might elicit more conversation from the group.
“SOCRA and FDA’s Chicago District Office co-sponsored a conference
entitled, “FDA Clinical Requirements, Regulations, Compliance and
GCP” on May 16-17. Patricia Beers Block, Special Assistant to the
Director, Good Clinical Practice Program with FDA spoke on Part 11
and the recently issued guidance. During her presentation, Ms.
Block emphasized that it was no longer sufficient for sponsors to
provide clinical investigators a CD containing eCRF data at the
conclusion of a study. Instead, sponsors, according to Ms. Block,
are to ensure that investigators retain a contemporaneous copy of
eCRF data at the trial site. She stated that one means to achieve
this is by use of a `daemon program’ that writes directly to the
investigator’s hard drive, or to some other location at the clinical
trial site. Her concern as stated was that data could be changed by
the sponsor or another third party. Clarification was sought by an
audience member, and Ms. Block reiterated this position.”
Based on this, I believe the second paragraph of section C. is
geared to those situations where the source data is not generated at
the clinical site, which is supported by the 3 examples given. The
FDA is not looking for data to be retained on a patient’s PDA/eDiary
nor for a copy of source data to be retained in an escrow system
when an investigator is entering observations into his/her local

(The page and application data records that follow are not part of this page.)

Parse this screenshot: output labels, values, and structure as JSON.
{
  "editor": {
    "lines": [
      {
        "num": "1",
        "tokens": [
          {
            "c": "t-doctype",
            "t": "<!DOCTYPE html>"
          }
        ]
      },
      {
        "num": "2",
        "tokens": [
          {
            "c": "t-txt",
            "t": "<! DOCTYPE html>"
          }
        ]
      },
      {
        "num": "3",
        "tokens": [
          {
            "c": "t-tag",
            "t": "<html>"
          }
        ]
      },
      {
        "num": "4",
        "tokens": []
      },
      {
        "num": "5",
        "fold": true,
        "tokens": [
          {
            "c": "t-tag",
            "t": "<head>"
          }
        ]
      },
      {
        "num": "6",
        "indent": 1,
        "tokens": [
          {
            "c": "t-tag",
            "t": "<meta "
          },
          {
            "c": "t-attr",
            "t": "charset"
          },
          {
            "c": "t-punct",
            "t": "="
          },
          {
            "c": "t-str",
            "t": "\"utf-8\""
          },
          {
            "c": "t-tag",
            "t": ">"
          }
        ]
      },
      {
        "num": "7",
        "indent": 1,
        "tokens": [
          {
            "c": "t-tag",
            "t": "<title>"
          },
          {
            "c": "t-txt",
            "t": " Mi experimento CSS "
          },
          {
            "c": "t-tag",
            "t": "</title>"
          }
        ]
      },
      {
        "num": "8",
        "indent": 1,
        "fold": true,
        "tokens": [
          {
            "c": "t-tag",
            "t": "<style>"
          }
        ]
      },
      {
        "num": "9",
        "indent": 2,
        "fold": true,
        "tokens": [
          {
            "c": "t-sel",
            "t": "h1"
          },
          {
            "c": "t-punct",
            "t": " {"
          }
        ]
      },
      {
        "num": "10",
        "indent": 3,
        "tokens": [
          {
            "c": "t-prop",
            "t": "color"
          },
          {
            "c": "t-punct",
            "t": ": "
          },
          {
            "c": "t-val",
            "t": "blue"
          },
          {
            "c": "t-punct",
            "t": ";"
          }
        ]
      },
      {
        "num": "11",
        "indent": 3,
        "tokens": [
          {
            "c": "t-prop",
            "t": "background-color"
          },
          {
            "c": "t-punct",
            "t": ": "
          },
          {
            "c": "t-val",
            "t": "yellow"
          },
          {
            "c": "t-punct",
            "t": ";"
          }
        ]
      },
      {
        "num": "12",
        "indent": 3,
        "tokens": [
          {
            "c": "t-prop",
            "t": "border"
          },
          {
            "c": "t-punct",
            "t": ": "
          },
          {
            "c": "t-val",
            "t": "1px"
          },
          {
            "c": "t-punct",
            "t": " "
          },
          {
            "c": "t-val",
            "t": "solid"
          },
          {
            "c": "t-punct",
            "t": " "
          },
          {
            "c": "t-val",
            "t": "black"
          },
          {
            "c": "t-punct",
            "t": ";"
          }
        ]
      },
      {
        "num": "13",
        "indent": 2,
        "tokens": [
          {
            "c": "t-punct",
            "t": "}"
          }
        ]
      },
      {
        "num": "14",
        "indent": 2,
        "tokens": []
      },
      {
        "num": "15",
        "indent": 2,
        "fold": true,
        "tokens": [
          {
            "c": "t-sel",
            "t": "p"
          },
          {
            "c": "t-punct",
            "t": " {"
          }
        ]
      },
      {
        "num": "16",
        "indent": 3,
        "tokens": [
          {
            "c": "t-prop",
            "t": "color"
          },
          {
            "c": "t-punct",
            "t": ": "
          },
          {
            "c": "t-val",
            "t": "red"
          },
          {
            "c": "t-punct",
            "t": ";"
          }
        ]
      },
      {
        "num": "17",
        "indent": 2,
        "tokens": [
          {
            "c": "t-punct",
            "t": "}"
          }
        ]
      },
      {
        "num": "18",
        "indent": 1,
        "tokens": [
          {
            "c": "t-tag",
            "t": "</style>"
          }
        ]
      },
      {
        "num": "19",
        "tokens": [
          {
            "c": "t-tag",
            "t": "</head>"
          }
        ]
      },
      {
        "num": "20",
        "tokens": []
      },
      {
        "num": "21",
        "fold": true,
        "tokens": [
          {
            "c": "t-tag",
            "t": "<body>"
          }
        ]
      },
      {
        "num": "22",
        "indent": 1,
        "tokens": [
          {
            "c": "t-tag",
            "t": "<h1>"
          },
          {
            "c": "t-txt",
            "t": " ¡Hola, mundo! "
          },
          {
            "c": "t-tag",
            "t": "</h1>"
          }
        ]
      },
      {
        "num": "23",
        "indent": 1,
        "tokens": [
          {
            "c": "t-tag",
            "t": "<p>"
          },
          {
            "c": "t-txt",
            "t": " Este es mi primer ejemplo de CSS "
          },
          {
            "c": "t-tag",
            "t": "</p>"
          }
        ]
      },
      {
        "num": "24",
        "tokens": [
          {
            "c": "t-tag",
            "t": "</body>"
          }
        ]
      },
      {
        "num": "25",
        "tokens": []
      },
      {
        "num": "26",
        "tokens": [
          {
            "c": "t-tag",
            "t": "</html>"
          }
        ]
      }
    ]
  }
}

database. This recommendation is designed to ensure that the
clinical site retains the source data or a “certified copy” of the
source data. If data is being recorded directly to a sponsor or
perhaps a CRO’s computerized system, they are expecting that
a “contemporaneous copy” be provided back to the investigator.
My questions for FDA would be:
- As Greg originally posted, how contemporaneous does the copy
pushed back to the investigator have to be? Assuming we validate
the system to show that data cannot be altered at the sponsor site,
is a nightly transfer to the investigator sufficient or must the
copy be made truly in parallel with the original recording of the
- Is the fact that we validate the transfer process enough of a
verification that copies are accurate and complete?
- What is the flexibility around situations where data is hosted
and the investigator can access it remotely? Hosting could be at a
third-party not involved with the study, at a CRO, or the sponsor
Opinions? Has anyone seen this contemporaneous copying in practice
in the clinical domain?